§ **PROBLEM TO WORK ON**:
Search the records for the string "title", then copy each line where it appears.

§ §

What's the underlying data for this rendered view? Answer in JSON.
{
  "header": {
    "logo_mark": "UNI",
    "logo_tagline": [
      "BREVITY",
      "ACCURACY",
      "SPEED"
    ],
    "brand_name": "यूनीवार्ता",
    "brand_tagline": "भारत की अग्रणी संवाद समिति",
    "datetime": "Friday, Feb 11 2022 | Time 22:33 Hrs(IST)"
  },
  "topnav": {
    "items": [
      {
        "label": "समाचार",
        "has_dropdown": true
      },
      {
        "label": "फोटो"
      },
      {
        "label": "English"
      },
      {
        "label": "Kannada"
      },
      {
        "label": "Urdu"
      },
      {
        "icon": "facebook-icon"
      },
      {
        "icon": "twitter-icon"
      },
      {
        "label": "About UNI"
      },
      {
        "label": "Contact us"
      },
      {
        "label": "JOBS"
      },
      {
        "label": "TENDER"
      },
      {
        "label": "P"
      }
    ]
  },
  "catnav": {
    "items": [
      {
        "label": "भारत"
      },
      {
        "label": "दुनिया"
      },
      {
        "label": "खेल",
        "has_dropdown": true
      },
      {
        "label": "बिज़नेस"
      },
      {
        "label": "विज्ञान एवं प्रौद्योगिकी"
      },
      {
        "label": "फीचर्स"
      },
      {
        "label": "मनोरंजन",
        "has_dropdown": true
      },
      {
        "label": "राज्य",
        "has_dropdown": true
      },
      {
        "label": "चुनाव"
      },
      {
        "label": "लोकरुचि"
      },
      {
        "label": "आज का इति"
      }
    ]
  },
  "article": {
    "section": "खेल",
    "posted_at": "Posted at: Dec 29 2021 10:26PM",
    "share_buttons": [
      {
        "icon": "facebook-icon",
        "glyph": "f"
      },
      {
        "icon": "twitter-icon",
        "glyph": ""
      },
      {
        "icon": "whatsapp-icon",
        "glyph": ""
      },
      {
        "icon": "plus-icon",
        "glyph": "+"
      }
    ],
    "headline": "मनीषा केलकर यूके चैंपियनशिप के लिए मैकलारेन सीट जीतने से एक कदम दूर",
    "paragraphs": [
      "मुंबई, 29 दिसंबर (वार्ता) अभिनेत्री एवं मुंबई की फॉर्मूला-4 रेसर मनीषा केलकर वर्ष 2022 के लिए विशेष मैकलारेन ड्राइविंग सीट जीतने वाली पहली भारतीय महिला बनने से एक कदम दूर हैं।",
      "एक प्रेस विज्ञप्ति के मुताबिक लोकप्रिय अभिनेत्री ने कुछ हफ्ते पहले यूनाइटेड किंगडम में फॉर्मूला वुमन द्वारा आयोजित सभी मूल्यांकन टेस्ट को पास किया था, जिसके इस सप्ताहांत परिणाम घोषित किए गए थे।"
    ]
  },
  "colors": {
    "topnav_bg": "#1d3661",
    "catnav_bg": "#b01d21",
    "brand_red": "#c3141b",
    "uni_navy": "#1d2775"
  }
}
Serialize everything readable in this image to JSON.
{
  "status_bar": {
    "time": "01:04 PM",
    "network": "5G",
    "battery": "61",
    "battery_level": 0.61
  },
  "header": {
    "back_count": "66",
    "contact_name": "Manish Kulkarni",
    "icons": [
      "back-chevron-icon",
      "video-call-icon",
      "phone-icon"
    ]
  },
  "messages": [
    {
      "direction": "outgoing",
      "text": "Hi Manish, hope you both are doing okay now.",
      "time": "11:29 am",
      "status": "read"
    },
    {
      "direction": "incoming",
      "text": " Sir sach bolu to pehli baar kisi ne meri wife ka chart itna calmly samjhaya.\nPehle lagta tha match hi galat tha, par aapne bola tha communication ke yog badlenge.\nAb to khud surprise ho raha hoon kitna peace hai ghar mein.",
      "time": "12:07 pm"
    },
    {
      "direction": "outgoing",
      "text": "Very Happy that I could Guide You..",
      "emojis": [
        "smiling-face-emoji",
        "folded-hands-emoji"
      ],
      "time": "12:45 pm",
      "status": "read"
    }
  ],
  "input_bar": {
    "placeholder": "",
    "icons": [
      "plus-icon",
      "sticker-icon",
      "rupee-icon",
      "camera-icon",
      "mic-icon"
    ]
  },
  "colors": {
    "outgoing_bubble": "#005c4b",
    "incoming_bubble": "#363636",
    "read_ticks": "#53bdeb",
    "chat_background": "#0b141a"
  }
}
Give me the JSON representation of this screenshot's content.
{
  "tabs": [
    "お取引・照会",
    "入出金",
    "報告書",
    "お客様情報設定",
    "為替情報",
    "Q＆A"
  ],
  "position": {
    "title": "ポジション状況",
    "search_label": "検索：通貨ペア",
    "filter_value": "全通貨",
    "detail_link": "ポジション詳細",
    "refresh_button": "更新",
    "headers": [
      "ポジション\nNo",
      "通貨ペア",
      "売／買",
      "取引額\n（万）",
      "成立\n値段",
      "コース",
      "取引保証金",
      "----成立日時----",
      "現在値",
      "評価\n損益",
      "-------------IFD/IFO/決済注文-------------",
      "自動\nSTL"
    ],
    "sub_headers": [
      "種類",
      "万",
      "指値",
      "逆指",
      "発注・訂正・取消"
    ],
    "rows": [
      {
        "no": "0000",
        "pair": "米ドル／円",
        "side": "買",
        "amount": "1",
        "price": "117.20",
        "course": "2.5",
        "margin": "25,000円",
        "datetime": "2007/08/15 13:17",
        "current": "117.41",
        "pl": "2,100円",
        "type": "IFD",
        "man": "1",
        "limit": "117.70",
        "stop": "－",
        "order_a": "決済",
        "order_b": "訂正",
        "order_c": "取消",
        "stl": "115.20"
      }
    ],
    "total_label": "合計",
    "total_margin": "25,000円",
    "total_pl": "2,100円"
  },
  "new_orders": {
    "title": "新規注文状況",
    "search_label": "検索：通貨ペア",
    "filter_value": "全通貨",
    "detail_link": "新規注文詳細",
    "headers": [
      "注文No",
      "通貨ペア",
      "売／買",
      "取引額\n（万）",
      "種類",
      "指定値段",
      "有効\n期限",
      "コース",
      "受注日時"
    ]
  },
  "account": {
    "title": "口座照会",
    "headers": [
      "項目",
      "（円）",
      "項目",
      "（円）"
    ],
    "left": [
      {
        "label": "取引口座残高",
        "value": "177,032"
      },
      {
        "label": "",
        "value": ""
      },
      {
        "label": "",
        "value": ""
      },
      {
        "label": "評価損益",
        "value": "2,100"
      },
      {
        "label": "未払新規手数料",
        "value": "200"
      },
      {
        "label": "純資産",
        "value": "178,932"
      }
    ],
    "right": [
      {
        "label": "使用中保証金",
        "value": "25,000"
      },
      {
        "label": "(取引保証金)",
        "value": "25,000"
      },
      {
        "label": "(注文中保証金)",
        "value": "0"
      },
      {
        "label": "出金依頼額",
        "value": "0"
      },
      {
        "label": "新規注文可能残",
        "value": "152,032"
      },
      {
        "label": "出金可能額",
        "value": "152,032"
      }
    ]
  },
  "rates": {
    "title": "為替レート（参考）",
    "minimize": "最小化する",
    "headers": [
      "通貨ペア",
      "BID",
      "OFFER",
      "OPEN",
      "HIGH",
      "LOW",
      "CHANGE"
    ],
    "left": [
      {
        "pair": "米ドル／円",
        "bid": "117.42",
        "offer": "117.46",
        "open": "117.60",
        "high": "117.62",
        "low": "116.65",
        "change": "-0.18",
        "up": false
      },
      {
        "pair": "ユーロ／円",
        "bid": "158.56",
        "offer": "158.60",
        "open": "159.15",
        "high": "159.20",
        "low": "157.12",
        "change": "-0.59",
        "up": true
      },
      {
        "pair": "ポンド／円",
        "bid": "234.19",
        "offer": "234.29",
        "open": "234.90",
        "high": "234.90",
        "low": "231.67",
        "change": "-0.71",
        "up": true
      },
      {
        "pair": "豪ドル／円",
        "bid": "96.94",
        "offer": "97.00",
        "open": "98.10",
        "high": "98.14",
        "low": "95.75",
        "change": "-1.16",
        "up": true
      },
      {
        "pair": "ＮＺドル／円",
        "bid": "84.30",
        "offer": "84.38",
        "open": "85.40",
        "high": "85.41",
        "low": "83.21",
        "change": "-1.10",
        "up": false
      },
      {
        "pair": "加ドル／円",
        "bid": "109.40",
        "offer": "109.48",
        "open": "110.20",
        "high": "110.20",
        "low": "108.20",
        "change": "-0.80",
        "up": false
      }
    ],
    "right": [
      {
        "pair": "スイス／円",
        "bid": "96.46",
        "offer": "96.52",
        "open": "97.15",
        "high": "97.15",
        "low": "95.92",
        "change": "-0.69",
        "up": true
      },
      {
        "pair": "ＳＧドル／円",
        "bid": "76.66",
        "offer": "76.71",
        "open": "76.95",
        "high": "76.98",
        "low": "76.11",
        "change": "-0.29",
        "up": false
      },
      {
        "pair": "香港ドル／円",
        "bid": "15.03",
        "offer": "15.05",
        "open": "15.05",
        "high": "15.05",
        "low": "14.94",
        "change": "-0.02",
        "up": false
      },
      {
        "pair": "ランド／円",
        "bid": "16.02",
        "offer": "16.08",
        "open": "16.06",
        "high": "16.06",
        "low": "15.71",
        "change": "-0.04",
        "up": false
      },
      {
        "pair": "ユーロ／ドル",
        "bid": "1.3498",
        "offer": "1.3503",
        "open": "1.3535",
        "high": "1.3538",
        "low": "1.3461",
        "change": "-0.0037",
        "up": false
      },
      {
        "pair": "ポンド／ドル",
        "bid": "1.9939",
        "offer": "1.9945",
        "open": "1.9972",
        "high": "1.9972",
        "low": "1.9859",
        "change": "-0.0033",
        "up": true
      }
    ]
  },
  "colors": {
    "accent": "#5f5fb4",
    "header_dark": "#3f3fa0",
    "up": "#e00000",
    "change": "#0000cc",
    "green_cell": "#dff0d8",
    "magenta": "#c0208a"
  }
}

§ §

§ **EXPECTED ANSWER**:
    "title": "ポジション状況",
    "title": "新規注文状況",
    "title": "口座照会",
    "title": "為替レート（参考）",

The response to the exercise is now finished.